Reaction mechanism of alkaline phosphatase based on crystal structures. Two-metal ion catalysis.Kim, E.E., Wyckoff, H.W.
(1991) J Mol Biol 218: 449-464
- PubMed: 2010919
- DOI: 10.1016/0022-2836(91)90724-k
- Structures With Same Primary Citation
- PubMed Abstract:
- Bacillus Subtilis Alkaline Phosphatases III and Iv. Cloning, Sequencing, and Comparisons of Deduced Amino Acid Sequence with Escherichia Coli Alkaline Phosphatase Three-Dimensional Structure
Hulett, F.M., Kim, E.E., Bookstein, C., Kapp, N.V., Edwards, C.W., Wyckoff, H.W.
(1991) J Biol Chem 266: 1077
- Structure of Alkaline Phosphatases
Kim, E.E., Wyckoff, H.W.
(1989) Clin Chim Acta 186: 175
- Refined Structure of Alkaline Phosphatase
Sowadski, J.M., Handschumacher, M.D., Murthy, H.M.K., Foster, B.A., Wyckoff, H.W.
(1985) J Mol Biol 186: 417
Alkaline phosphatase (AP) is a widely distributed non-specific phosphomonoesterase that functions through formation of a covalent phosphoseryl intermediate (E-P). The enzyme also catalyzes phosphoryl transfer reaction to various alcohols. Escherichia ...
Alkaline phosphatase (AP) is a widely distributed non-specific phosphomonoesterase that functions through formation of a covalent phosphoseryl intermediate (E-P). The enzyme also catalyzes phosphoryl transfer reaction to various alcohols. Escherichia coli AP is a homodimer with 449 residues per monomer. It is a metalloenzyme with two Zn2+ and one Mg2+ at each active site. The crystal structure of native E. coli AP complexed with inorganic phosphate (Pi), which is a strong competitive inhibitor as well as a substrate for the reverse reaction, has been refined at 2.0 A resolution. Some parts of the molecular have been retraced, starting from the previous 2.8 A study. The active site has been modified substantially and is described in this paper. The changes in the active site region suggest the need to reinterpret earlier spectral data, and suggestions are made. Also presented are the structures of the Cd-substituted enzyme complexed with inorganic phosphate at 2.5 A resolution, and the phosphate-free native enzyme at 2.8 A resolution. At pH 7.5, where the X-ray data were collected, the Cd-substituted enzyme is predominantly the covalent phosphoenzyme (E-P) while the native Zn/Mg enzyme exists in predominantly noncovalent (E.P) form. Implication of these results for the catalytic mechanism of the enzyme is discussed.
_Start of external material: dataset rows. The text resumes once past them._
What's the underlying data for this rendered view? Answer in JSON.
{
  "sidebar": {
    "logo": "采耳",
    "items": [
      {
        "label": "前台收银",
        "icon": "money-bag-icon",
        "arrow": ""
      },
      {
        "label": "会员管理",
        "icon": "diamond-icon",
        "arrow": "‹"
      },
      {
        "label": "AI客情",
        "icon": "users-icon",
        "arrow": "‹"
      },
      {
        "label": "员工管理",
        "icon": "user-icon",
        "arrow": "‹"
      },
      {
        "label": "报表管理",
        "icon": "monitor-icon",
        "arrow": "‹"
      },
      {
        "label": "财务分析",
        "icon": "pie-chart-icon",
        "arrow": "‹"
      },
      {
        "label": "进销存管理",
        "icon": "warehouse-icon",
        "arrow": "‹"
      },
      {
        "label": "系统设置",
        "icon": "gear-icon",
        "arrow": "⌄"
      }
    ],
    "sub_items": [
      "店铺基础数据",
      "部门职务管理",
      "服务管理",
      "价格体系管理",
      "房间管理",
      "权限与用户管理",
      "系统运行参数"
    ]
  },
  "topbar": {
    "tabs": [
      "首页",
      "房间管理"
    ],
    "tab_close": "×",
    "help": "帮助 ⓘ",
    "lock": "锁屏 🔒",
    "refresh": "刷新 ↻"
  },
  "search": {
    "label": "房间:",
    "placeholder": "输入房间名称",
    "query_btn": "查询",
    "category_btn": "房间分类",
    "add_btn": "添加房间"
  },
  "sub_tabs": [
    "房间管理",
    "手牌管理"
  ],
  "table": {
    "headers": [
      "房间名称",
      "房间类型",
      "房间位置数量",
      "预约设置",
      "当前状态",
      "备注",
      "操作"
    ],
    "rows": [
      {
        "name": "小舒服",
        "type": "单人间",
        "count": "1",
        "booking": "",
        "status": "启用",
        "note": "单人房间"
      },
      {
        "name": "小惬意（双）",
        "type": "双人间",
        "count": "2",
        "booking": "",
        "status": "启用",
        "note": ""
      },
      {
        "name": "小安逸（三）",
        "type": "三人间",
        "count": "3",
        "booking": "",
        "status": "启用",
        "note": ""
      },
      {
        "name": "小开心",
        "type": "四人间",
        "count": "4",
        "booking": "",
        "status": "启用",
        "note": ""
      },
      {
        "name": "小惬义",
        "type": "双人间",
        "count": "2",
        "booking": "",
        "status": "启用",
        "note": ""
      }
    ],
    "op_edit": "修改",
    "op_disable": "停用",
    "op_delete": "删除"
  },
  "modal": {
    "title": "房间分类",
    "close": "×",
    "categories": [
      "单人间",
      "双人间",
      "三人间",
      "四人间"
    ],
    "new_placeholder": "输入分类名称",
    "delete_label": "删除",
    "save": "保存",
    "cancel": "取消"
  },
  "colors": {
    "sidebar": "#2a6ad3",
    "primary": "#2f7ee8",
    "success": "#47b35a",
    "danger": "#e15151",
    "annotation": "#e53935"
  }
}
APs from other sources are believed to function in a similar manner.
Department of Molecular Biophysics and Biochemistry, Yale University, New Haven, CT 06511.